§ **Data listing**
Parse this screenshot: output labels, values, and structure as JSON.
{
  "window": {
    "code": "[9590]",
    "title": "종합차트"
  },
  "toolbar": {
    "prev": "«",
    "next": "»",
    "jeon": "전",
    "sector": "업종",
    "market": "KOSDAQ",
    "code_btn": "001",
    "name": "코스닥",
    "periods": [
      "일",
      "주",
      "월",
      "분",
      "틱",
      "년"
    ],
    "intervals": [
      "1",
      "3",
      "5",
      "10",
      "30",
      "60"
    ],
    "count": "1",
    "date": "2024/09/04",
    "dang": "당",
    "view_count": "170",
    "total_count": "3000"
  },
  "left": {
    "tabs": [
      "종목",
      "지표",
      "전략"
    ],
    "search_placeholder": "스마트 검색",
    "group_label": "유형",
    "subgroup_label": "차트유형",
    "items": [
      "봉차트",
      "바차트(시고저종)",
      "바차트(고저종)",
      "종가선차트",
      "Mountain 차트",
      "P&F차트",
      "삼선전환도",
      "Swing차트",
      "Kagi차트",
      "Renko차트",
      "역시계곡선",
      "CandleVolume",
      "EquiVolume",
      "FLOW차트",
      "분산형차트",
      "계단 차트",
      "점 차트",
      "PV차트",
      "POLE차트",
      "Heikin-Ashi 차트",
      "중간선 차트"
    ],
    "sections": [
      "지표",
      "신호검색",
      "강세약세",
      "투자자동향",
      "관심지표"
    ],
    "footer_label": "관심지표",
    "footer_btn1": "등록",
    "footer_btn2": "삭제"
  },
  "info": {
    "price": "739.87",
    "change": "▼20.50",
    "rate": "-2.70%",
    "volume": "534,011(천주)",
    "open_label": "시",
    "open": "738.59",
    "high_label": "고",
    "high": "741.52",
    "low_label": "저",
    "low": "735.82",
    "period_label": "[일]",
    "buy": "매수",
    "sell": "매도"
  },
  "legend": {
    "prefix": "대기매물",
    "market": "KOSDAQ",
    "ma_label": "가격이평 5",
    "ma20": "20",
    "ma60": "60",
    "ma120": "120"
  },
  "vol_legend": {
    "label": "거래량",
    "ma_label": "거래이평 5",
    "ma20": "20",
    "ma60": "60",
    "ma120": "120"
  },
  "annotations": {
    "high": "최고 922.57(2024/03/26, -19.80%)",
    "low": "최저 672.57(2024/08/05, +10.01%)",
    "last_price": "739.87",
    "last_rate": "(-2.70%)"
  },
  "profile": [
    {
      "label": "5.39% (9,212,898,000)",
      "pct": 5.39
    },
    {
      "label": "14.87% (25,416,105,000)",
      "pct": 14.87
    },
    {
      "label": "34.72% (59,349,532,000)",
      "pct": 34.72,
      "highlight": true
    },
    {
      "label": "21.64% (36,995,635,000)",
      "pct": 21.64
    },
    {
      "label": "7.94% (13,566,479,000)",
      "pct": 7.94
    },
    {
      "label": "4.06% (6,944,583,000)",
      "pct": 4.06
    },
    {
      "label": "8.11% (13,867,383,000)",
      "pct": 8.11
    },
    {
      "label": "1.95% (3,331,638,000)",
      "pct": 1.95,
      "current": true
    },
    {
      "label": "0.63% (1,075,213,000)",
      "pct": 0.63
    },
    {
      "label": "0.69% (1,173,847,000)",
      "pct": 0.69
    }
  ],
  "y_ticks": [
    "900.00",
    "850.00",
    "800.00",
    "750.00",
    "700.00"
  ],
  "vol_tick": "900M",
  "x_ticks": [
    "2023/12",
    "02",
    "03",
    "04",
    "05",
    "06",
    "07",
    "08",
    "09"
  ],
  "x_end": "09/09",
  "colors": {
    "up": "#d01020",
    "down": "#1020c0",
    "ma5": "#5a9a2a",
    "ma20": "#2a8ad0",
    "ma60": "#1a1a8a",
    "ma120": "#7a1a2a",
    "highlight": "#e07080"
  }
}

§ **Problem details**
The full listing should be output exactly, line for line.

§ **Reply**
Parse this screenshot: output labels, values, and structure as JSON.
{
  "window": {
    "code": "[9590]",
    "title": "종합차트"
  },
  "toolbar": {
    "prev": "«",
    "next": "»",
    "jeon": "전",
    "sector": "업종",
    "market": "KOSDAQ",
    "code_btn": "001",
    "name": "코스닥",
    "periods": [
      "일",
      "주",
      "월",
      "분",
      "틱",
      "년"
    ],
    "intervals": [
      "1",
      "3",
      "5",
      "10",
      "30",
      "60"
    ],
    "count": "1",
    "date": "2024/09/04",
    "dang": "당",
    "view_count": "170",
    "total_count": "3000"
  },
  "left": {
    "tabs": [
      "종목",
      "지표",
      "전략"
    ],
    "search_placeholder": "스마트 검색",
    "group_label": "유형",
    "subgroup_label": "차트유형",
    "items": [
      "봉차트",
      "바차트(시고저종)",
      "바차트(고저종)",
      "종가선차트",
      "Mountain 차트",
      "P&F차트",
      "삼선전환도",
      "Swing차트",
      "Kagi차트",
      "Renko차트",
      "역시계곡선",
      "CandleVolume",
      "EquiVolume",
      "FLOW차트",
      "분산형차트",
      "계단 차트",
      "점 차트",
      "PV차트",
      "POLE차트",
      "Heikin-Ashi 차트",
      "중간선 차트"
    ],
    "sections": [
      "지표",
      "신호검색",
      "강세약세",
      "투자자동향",
      "관심지표"
    ],
    "footer_label": "관심지표",
    "footer_btn1": "등록",
    "footer_btn2": "삭제"
  },
  "info": {
    "price": "739.87",
    "change": "▼20.50",
    "rate": "-2.70%",
    "volume": "534,011(천주)",
    "open_label": "시",
    "open": "738.59",
    "high_label": "고",
    "high": "741.52",
    "low_label": "저",
    "low": "735.82",
    "period_label": "[일]",
    "buy": "매수",
    "sell": "매도"
  },
  "legend": {
    "prefix": "대기매물",
    "market": "KOSDAQ",
    "ma_label": "가격이평 5",
    "ma20": "20",
    "ma60": "60",
    "ma120": "120"
  },
  "vol_legend": {
    "label": "거래량",
    "ma_label": "거래이평 5",
    "ma20": "20",
    "ma60": "60",
    "ma120": "120"
  },
  "annotations": {
    "high": "최고 922.57(2024/03/26, -19.80%)",
    "low": "최저 672.57(2024/08/05, +10.01%)",
    "last_price": "739.87",
    "last_rate": "(-2.70%)"
  },
  "profile": [
    {
      "label": "5.39% (9,212,898,000)",
      "pct": 5.39
    },
    {
      "label": "14.87% (25,416,105,000)",
      "pct": 14.87
    },
    {
      "label": "34.72% (59,349,532,000)",
      "pct": 34.72,
      "highlight": true
    },
    {
      "label": "21.64% (36,995,635,000)",
      "pct": 21.64
    },
    {
      "label": "7.94% (13,566,479,000)",
      "pct": 7.94
    },
    {
      "label": "4.06% (6,944,583,000)",
      "pct": 4.06
    },
    {
      "label": "8.11% (13,867,383,000)",
      "pct": 8.11
    },
    {
      "label": "1.95% (3,331,638,000)",
      "pct": 1.95,
      "current": true
    },
    {
      "label": "0.63% (1,075,213,000)",
      "pct": 0.63
    },
    {
      "label": "0.69% (1,173,847,000)",
      "pct": 0.69
    }
  ],
  "y_ticks": [
    "900.00",
    "850.00",
    "800.00",
    "750.00",
    "700.00"
  ],
  "vol_tick": "900M",
  "x_ticks": [
    "2023/12",
    "02",
    "03",
    "04",
    "05",
    "06",
    "07",
    "08",
    "09"
  ],
  "x_end": "09/09",
  "colors": {
    "up": "#d01020",
    "down": "#1020c0",
    "ma5": "#5a9a2a",
    "ma20": "#2a8ad0",
    "ma60": "#1a1a8a",
    "ma120": "#7a1a2a",
    "highlight": "#e07080"
  }
}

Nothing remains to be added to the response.